    Friday, March 20, 2020

    12:00pm - 1:30pm | 133 South Kedzie Hall

    Sean RogersSean Rogers
    Associate Professor, Spachman Professor of Human Resources & Labor Relations
    College of Business
    University of Rhode Island

    Sean Rogers has research interests in (1) employment discrimination and workplace diversity and inclusion, (2) labor unions and collective bargaining, especially in the airline industry and among graduate student employees, and (3) volunteer management and HRM in nonprofit organizations.

    Canceled due to COVID-19


    Friday, April 3, 2020

    12:00pm - 1:30pm | 133 South Kedzie Hall

    Kathleen ThelenKathleen Thelen
    Ford Professor of Political Science
    MIT Political Science
    Massachusetts Institute of Technology

    Dr. Thelen studies the origins, development, and effects of institutional arrangements that define distinctive "varieties of capitalism" across the rich democracies. Her work uses cross-national comparison and over-time analysis to identify the political-coalitional foundations on which different models of capitalism are founded, and to explain divergent trajectories of institutional development. She is also a prominent contributor to the literature on institutions and institutional change.

    Canceled due to COVID-19


    Friday, April 17, 2020

    12:00pm - 1:30pm | 133 South Kedzie Hall

    Jason HuangJason Huang
    Associate Professor
    School of Human Resources & Labor Relations
    Michigan State University

    Professor Huang's research examines individuals' adaptation to their work experience, with specific focus areas in (a) personality's influence on adaptive performance at work; (b) transfer of trained knowledge and skills to the workplace; and (c) cultural influence on individual adaptation at work.
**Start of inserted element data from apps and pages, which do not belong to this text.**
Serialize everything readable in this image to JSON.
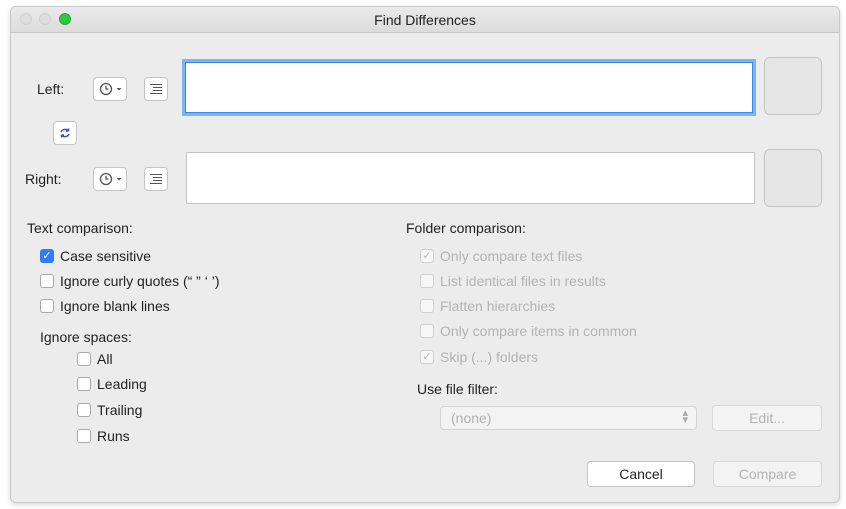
{
  "window": {
    "title": "Find Differences"
  },
  "left": {
    "label": "Left:",
    "value": ""
  },
  "right": {
    "label": "Right:",
    "value": ""
  },
  "icons": {
    "recent": "clock-icon",
    "list": "list-icon",
    "swap": "swap-icon"
  },
  "text_comparison": {
    "heading": "Text comparison:",
    "case_sensitive": {
      "label": "Case sensitive",
      "checked": true
    },
    "ignore_curly_quotes": {
      "label": "Ignore curly quotes (“ ” ‘ ’)",
      "checked": false
    },
    "ignore_blank_lines": {
      "label": "Ignore blank lines",
      "checked": false
    },
    "ignore_spaces": {
      "heading": "Ignore spaces:",
      "all": {
        "label": "All",
        "checked": false
      },
      "leading": {
        "label": "Leading",
        "checked": false
      },
      "trailing": {
        "label": "Trailing",
        "checked": false
      },
      "runs": {
        "label": "Runs",
        "checked": false
      }
    }
  },
  "folder_comparison": {
    "heading": "Folder comparison:",
    "only_text": {
      "label": "Only compare text files",
      "checked": true
    },
    "list_identical": {
      "label": "List identical files in results",
      "checked": false
    },
    "flatten": {
      "label": "Flatten hierarchies",
      "checked": false
    },
    "only_common": {
      "label": "Only compare items in common",
      "checked": false
    },
    "skip_folders": {
      "label": "Skip (...) folders",
      "checked": true
    },
    "file_filter": {
      "label": "Use file filter:",
      "value": "(none)",
      "edit_label": "Edit..."
    }
  },
  "buttons": {
    "cancel": "Cancel",
    "compare": "Compare"
  },
  "colors": {
    "accent": "#2f7cf6",
    "focus_ring": "#7db4f4",
    "zoom_button": "#2ec840"
  }
}
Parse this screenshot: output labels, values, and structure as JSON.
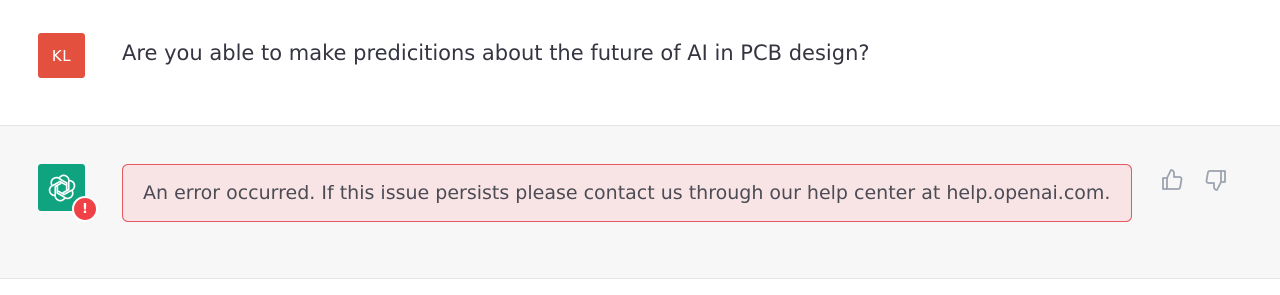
{
  "user": {
    "avatar_initials": "KL",
    "message": "Are you able to make predicitions about the future of AI in PCB design?"
  },
  "assistant": {
    "avatar_icon": "openai-logo-icon",
    "error_badge": "!",
    "error_message": "An error occurred. If this issue persists please contact us through our help center at help.openai.com."
  },
  "feedback": {
    "thumbs_up_icon": "thumbs-up-icon",
    "thumbs_down_icon": "thumbs-down-icon"
  },
  "colors": {
    "user_avatar": "#e4503e",
    "bot_avatar": "#10a37f",
    "error_border": "#e3595f",
    "error_background": "#f8e4e4",
    "error_badge": "#ef4146"
  }
}
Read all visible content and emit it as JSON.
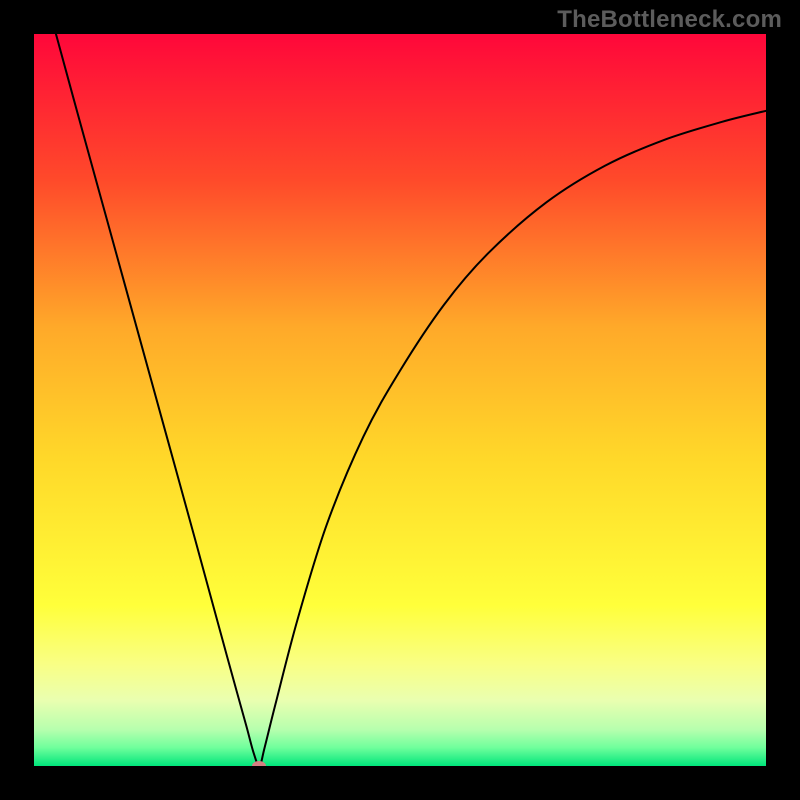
{
  "watermark": {
    "text": "TheBottleneck.com"
  },
  "chart_data": {
    "type": "line",
    "title": "",
    "xlabel": "",
    "ylabel": "",
    "xlim": [
      0,
      100
    ],
    "ylim": [
      0,
      100
    ],
    "grid": false,
    "legend": false,
    "gradient_stops": [
      {
        "offset": 0.0,
        "color": "#ff073a"
      },
      {
        "offset": 0.2,
        "color": "#ff4a2a"
      },
      {
        "offset": 0.4,
        "color": "#ffa929"
      },
      {
        "offset": 0.58,
        "color": "#ffd829"
      },
      {
        "offset": 0.78,
        "color": "#ffff3a"
      },
      {
        "offset": 0.86,
        "color": "#f9ff84"
      },
      {
        "offset": 0.91,
        "color": "#eaffb0"
      },
      {
        "offset": 0.95,
        "color": "#b7ffae"
      },
      {
        "offset": 0.975,
        "color": "#6fff9c"
      },
      {
        "offset": 1.0,
        "color": "#00e57b"
      }
    ],
    "series": [
      {
        "name": "bottleneck-curve",
        "x": [
          3,
          6,
          10,
          14,
          18,
          22,
          25,
          27,
          29,
          30,
          30.8,
          31.5,
          33,
          36,
          40,
          45,
          50,
          56,
          62,
          70,
          78,
          86,
          94,
          100
        ],
        "y": [
          100,
          89,
          74.5,
          60,
          45.5,
          31,
          20,
          12.7,
          5.5,
          1.8,
          0,
          2.5,
          8.5,
          20,
          33,
          45,
          54,
          63,
          70,
          77,
          82,
          85.5,
          88,
          89.5
        ]
      }
    ],
    "marker": {
      "x": 30.8,
      "y": 0,
      "color": "#d48082"
    }
  }
}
He also conducts methodological research on response effort and insufficient effort responding.

    Postponed due to COVID-19